*** Opening EXTRACTED DATA ***
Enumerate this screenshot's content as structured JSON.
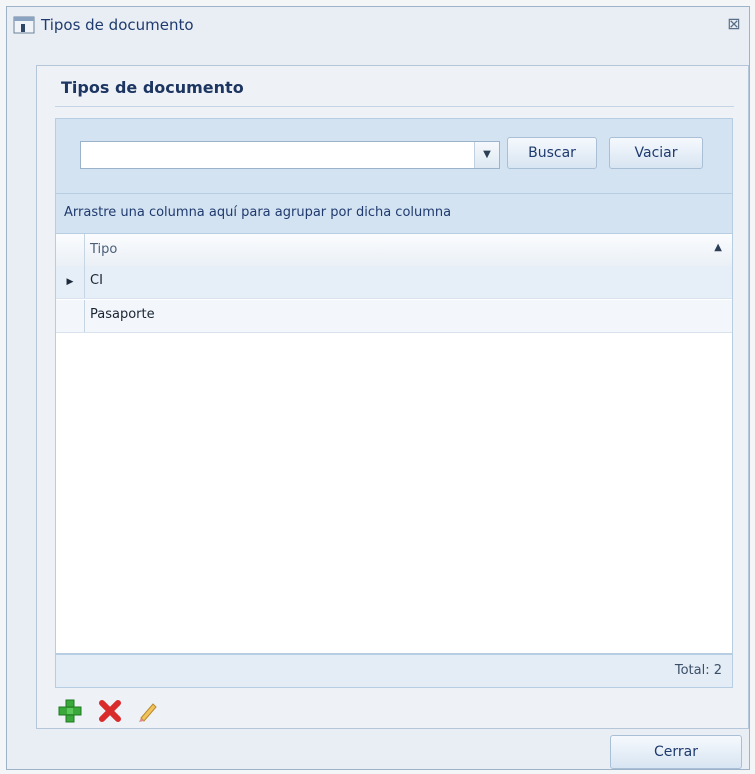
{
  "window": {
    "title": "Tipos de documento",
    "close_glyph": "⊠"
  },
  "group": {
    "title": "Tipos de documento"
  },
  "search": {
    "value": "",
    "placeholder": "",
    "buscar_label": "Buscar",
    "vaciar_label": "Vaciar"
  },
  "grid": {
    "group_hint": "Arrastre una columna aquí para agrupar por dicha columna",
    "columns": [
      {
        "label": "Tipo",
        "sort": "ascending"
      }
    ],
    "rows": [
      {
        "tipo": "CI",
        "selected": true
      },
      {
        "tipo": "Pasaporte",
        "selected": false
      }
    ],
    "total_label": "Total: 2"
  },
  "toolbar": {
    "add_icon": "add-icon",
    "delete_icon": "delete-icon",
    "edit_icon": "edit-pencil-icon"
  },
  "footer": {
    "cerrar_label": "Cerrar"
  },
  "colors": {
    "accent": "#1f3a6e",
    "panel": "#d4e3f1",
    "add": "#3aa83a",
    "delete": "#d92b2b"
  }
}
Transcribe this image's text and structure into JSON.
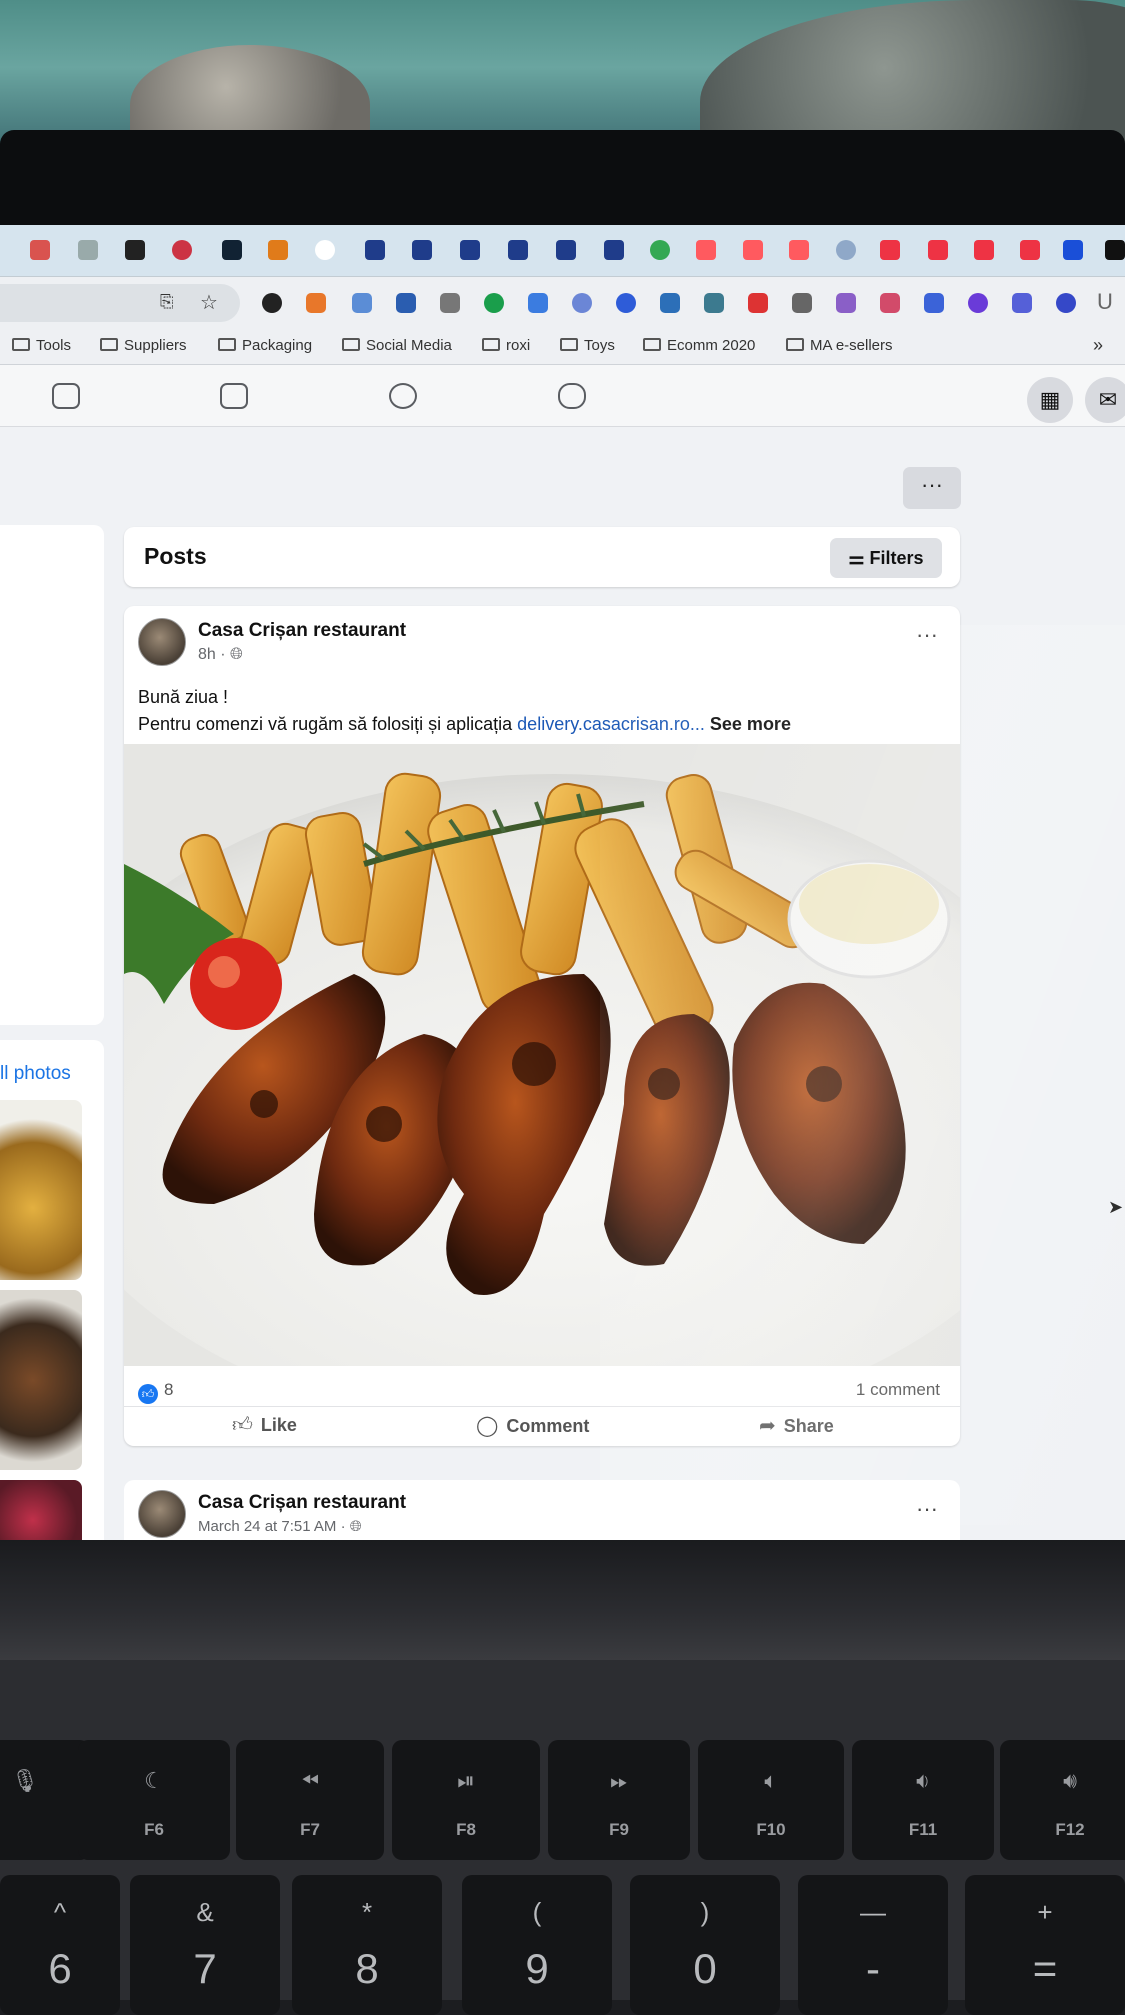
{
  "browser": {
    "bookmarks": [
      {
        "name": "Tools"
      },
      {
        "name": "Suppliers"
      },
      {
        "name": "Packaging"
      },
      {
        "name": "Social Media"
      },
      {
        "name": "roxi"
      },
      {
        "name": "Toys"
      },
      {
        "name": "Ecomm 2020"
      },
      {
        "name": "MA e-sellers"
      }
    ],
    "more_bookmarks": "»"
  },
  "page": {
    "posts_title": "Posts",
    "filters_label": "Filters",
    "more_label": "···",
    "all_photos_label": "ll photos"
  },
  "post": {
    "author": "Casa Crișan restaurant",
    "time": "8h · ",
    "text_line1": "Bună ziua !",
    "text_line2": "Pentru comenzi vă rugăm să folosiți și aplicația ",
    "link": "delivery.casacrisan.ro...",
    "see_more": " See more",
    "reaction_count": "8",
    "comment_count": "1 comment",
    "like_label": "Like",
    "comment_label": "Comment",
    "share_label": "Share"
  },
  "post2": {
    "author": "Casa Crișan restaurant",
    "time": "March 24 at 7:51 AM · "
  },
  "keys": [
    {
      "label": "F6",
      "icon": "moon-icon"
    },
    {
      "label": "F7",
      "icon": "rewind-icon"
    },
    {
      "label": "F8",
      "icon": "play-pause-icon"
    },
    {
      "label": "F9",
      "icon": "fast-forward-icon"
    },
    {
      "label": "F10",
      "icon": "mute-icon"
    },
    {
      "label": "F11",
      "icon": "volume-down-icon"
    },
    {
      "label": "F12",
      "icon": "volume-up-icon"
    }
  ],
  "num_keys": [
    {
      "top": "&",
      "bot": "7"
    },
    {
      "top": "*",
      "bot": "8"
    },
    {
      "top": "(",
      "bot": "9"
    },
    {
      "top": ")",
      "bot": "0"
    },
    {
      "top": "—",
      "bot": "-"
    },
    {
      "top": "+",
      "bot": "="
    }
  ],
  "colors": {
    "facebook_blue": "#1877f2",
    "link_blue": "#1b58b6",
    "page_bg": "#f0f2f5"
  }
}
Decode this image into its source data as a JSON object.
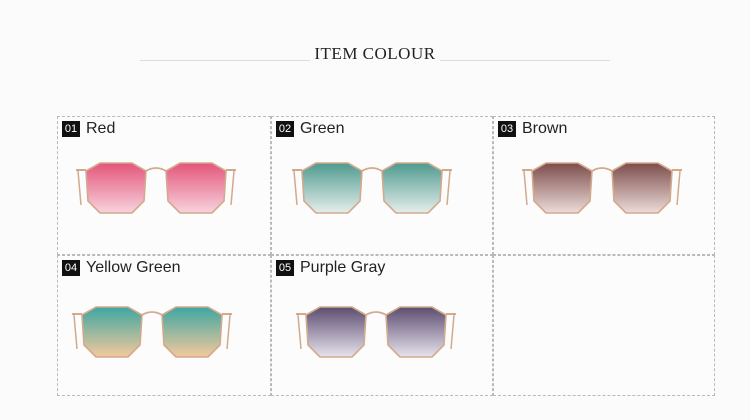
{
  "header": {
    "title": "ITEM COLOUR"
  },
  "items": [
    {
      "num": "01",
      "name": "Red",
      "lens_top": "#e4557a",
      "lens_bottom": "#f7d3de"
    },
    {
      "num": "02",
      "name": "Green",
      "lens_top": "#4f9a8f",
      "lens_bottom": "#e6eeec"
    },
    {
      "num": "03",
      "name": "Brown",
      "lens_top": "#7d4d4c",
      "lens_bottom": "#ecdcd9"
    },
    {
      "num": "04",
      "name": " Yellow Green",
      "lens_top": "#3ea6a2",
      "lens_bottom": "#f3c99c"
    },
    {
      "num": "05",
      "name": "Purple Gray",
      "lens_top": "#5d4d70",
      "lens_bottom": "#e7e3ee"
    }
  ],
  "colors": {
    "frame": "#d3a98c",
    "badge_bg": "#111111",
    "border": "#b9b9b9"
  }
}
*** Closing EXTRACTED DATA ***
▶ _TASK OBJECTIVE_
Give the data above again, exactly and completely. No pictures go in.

▶ _TASK RESPONSE_
Enumerate this screenshot's content as structured JSON.
{
  "window": {
    "title": "Tipos de documento",
    "close_glyph": "⊠"
  },
  "group": {
    "title": "Tipos de documento"
  },
  "search": {
    "value": "",
    "placeholder": "",
    "buscar_label": "Buscar",
    "vaciar_label": "Vaciar"
  },
  "grid": {
    "group_hint": "Arrastre una columna aquí para agrupar por dicha columna",
    "columns": [
      {
        "label": "Tipo",
        "sort": "ascending"
      }
    ],
    "rows": [
      {
        "tipo": "CI",
        "selected": true
      },
      {
        "tipo": "Pasaporte",
        "selected": false
      }
    ],
    "total_label": "Total: 2"
  },
  "toolbar": {
    "add_icon": "add-icon",
    "delete_icon": "delete-icon",
    "edit_icon": "edit-pencil-icon"
  },
  "footer": {
    "cerrar_label": "Cerrar"
  },
  "colors": {
    "accent": "#1f3a6e",
    "panel": "#d4e3f1",
    "add": "#3aa83a",
    "delete": "#d92b2b"
  }
}
Transcribe this image's text and structure into JSON.
{
  "browser": {
    "bookmarks": [
      {
        "name": "Tools"
      },
      {
        "name": "Suppliers"
      },
      {
        "name": "Packaging"
      },
      {
        "name": "Social Media"
      },
      {
        "name": "roxi"
      },
      {
        "name": "Toys"
      },
      {
        "name": "Ecomm 2020"
      },
      {
        "name": "MA e-sellers"
      }
    ],
    "more_bookmarks": "»"
  },
  "page": {
    "posts_title": "Posts",
    "filters_label": "Filters",
    "more_label": "···",
    "all_photos_label": "ll photos"
  },
  "post": {
    "author": "Casa Crișan restaurant",
    "time": "8h · ",
    "text_line1": "Bună ziua !",
    "text_line2": "Pentru comenzi vă rugăm să folosiți și aplicația ",
    "link": "delivery.casacrisan.ro...",
    "see_more": " See more",
    "reaction_count": "8",
    "comment_count": "1 comment",
    "like_label": "Like",
    "comment_label": "Comment",
    "share_label": "Share"
  },
  "post2": {
    "author": "Casa Crișan restaurant",
    "time": "March 24 at 7:51 AM · "
  },
  "keys": [
    {
      "label": "F6",
      "icon": "moon-icon"
    },
    {
      "label": "F7",
      "icon": "rewind-icon"
    },
    {
      "label": "F8",
      "icon": "play-pause-icon"
    },
    {
      "label": "F9",
      "icon": "fast-forward-icon"
    },
    {
      "label": "F10",
      "icon": "mute-icon"
    },
    {
      "label": "F11",
      "icon": "volume-down-icon"
    },
    {
      "label": "F12",
      "icon": "volume-up-icon"
    }
  ],
  "num_keys": [
    {
      "top": "&",
      "bot": "7"
    },
    {
      "top": "*",
      "bot": "8"
    },
    {
      "top": "(",
      "bot": "9"
    },
    {
      "top": ")",
      "bot": "0"
    },
    {
      "top": "—",
      "bot": "-"
    },
    {
      "top": "+",
      "bot": "="
    }
  ],
  "colors": {
    "facebook_blue": "#1877f2",
    "link_blue": "#1b58b6",
    "page_bg": "#f0f2f5"
  }
}
Decode this image into its source data as a JSON object.
{
  "header": {
    "title": "ITEM COLOUR"
  },
  "items": [
    {
      "num": "01",
      "name": "Red",
      "lens_top": "#e4557a",
      "lens_bottom": "#f7d3de"
    },
    {
      "num": "02",
      "name": "Green",
      "lens_top": "#4f9a8f",
      "lens_bottom": "#e6eeec"
    },
    {
      "num": "03",
      "name": "Brown",
      "lens_top": "#7d4d4c",
      "lens_bottom": "#ecdcd9"
    },
    {
      "num": "04",
      "name": " Yellow Green",
      "lens_top": "#3ea6a2",
      "lens_bottom": "#f3c99c"
    },
    {
      "num": "05",
      "name": "Purple Gray",
      "lens_top": "#5d4d70",
      "lens_bottom": "#e7e3ee"
    }
  ],
  "colors": {
    "frame": "#d3a98c",
    "badge_bg": "#111111",
    "border": "#b9b9b9"
  }
}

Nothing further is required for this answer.